The Qualcast Panther was one of the most successful hand mowers ever made. It remained in production from 1932 until the late 1950s and over one million were sold.
The Panther was one of the first mass produced hand mowers to be manufactured from "modern" materials such as steel and components such as ball bearings. Although these are commonplace now they were unusual on mowers in the 1930s. Qualcast claimed in its trade promotion material that the Panther would "give the public a guaranteed ball bearing mower at a price lower than many sidewheel machines". Sidewheel machines were generally less expensive than roller hand mowers.

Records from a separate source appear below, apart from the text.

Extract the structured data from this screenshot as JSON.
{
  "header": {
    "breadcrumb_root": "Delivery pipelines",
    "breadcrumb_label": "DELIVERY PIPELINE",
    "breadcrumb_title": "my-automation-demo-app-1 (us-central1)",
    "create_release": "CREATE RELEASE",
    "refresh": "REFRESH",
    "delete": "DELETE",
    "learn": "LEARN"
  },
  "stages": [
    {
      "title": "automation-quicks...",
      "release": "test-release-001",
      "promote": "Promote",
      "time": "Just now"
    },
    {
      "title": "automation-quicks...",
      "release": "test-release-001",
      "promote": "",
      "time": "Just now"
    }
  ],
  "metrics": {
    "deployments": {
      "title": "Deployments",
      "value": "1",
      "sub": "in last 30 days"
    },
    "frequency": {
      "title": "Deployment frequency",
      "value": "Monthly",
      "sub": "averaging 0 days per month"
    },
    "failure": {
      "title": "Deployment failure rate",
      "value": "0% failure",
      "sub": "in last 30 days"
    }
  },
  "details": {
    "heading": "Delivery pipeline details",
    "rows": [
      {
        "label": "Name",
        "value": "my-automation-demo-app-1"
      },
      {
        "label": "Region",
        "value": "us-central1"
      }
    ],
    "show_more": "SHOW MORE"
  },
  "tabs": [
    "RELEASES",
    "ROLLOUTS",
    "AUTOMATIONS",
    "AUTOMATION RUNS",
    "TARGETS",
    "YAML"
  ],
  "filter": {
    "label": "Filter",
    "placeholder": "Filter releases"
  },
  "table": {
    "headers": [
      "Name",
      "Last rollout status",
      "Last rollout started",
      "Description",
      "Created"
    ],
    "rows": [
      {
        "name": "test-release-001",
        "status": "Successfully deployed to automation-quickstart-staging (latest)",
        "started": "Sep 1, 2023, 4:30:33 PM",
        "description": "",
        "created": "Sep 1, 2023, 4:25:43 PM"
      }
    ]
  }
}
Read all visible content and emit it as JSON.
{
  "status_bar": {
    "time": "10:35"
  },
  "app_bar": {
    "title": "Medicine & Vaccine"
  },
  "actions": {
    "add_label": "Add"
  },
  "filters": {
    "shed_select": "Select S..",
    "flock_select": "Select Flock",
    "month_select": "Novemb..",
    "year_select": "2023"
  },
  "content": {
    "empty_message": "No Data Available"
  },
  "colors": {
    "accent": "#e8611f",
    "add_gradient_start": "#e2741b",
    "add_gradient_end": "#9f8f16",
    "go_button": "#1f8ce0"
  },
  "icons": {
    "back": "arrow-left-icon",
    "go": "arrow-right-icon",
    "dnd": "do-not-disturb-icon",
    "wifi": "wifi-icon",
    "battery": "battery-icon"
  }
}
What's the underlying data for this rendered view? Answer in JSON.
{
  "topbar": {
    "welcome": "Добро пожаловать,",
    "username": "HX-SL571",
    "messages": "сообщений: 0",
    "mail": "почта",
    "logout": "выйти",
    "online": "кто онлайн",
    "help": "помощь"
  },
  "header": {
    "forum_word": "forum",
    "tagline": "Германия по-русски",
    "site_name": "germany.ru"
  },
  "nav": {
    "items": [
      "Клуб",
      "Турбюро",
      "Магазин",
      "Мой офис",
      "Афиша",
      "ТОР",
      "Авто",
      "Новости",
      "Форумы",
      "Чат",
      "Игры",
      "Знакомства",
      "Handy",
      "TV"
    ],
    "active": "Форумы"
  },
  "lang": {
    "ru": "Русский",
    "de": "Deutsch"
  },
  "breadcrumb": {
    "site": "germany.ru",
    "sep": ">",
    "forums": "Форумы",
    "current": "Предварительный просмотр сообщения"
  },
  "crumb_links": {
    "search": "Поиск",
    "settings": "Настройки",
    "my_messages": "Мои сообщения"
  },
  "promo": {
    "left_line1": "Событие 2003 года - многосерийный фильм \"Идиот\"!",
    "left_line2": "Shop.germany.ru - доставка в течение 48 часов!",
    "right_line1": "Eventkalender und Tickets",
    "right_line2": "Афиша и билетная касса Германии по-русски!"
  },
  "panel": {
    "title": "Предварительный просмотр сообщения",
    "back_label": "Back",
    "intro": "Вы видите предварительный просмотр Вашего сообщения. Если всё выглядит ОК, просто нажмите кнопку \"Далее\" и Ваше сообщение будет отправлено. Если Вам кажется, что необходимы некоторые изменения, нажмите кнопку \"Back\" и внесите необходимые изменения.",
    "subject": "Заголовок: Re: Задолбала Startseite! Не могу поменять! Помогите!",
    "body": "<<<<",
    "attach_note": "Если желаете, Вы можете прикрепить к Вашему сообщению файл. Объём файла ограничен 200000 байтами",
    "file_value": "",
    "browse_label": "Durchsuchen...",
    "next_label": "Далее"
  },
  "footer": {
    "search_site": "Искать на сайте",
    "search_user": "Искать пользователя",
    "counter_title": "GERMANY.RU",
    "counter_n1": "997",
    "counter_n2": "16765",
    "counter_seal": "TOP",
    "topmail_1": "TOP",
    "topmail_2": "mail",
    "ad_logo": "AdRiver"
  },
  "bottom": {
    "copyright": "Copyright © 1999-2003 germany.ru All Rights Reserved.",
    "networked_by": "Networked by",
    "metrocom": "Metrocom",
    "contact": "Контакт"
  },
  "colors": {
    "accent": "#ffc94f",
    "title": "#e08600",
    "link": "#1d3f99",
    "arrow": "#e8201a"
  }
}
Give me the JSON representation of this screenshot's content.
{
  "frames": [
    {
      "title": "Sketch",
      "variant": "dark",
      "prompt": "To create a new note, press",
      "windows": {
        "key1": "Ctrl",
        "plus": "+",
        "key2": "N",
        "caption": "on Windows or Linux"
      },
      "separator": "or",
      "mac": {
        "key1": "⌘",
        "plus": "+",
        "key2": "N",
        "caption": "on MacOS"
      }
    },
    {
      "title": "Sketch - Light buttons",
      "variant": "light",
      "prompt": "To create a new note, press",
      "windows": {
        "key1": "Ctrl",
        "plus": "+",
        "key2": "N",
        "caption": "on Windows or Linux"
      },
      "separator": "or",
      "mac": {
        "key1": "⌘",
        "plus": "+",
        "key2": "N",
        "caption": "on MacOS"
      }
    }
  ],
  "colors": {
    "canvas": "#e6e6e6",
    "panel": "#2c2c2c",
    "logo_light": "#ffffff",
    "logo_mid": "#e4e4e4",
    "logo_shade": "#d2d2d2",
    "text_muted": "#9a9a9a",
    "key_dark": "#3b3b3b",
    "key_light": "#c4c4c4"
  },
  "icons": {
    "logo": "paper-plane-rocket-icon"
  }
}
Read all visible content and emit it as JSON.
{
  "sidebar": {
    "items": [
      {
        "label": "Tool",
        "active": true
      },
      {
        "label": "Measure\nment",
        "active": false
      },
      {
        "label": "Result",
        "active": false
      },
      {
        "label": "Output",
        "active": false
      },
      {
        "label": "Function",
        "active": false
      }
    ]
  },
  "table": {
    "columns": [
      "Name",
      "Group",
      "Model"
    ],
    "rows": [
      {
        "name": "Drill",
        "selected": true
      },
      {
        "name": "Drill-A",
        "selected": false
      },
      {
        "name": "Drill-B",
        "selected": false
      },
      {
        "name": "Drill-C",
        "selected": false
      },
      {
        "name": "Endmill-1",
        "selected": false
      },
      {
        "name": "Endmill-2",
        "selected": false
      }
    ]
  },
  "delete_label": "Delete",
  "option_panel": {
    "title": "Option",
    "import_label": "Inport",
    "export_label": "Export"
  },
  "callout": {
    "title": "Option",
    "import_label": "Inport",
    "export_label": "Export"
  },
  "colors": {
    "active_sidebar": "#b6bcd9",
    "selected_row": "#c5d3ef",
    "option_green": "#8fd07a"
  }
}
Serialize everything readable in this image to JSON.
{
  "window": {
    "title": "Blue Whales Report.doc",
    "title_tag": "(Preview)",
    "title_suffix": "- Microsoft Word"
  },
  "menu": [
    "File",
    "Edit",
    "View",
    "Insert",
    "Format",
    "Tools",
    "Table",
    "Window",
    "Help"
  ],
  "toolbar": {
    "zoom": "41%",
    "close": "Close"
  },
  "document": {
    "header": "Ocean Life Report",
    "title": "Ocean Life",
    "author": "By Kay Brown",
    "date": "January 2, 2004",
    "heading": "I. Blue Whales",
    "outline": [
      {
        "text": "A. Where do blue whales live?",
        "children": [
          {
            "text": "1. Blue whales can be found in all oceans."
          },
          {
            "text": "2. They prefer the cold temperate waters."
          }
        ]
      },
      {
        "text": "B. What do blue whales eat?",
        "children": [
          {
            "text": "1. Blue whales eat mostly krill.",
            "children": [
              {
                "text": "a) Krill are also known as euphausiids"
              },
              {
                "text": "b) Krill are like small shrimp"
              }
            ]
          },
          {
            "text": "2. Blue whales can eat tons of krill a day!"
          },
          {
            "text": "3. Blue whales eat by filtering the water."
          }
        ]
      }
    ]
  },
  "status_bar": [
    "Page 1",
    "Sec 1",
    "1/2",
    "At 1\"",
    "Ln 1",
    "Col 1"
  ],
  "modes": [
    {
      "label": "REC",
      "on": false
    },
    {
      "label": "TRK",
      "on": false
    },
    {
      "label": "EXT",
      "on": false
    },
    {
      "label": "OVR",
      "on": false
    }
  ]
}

Qualcast was always successful at promoting its products. Before the Panther was available in the shops Qualcast alerted its many wholesalers and retailers that there would be an "enormous advertising campaign" to promote the new mower. Advertisements during this period focused on the quality and price of the machine and highlighted the features that were only normally found on much more expensive machines. When the Panther became one of the biggest selling mowers ever its success became an important part of the advertisements.
The success of the Panther is based on the simplicity of the design. Unlike the model it replaced the Panther was built using the latest materials and components. The frame was made from strong but lightweight sheet steel. A side cover protected the chain and created an oil bath for reliability and easy operation. The rear roller was manufactured from pressed steel rather than cast iron. Ball bearings ensured the roller and cutting cylinder were free running. Turning a single wheel enabled easy adjustment of the whole cutting mechanism.
The design enabled Qualcast to produce a good quality machine at a very reasonable cost, not the cheapest on the market but much less expensive than many similar machines. The original price of the Panther was £2-17-6 (approx £2.87 in modern money) and it was guaranteed for three years, which was highly unusual at the time. Customers could buy the mower in instalments over a few months. This was not a new idea but it made the mower very affordable for many people.
The Panther was only available in 12in cutting width. This is just about the optimum width for a hand mower on a normal lawn as it allows reasonably rapid mowing without making it too hard to push the mower. Smaller mowers would be easier to push but would take longer to mow the lawn whereas larger mowers would generally be quicker but required more effort.
The original Panther continued in production to the end of the 1950s. In 1959 the price of the Panther was £8-17-9 (approx £8.85) and Qualcast guaranteed it for 10 years.
By now the original design was looking old and Qualcast introduced a new model, the Super Panther, in 1960. This was manufactured from lighter steel components. Its enclosed rear roller gave it a very streamlined appearance that was popular at the time. Newer Panther models were introduced in the 1970s and 1980s.
In fact, Qualcast still produces a model called the Panther although the modern machine is a sidewheel.
As one of the most successful mowers ever made the Qualcast Panther is not rare. Some are still in everyday use and many collectors have examples in their collections. However, it continues to hold its place as a significant part of lawn mower history.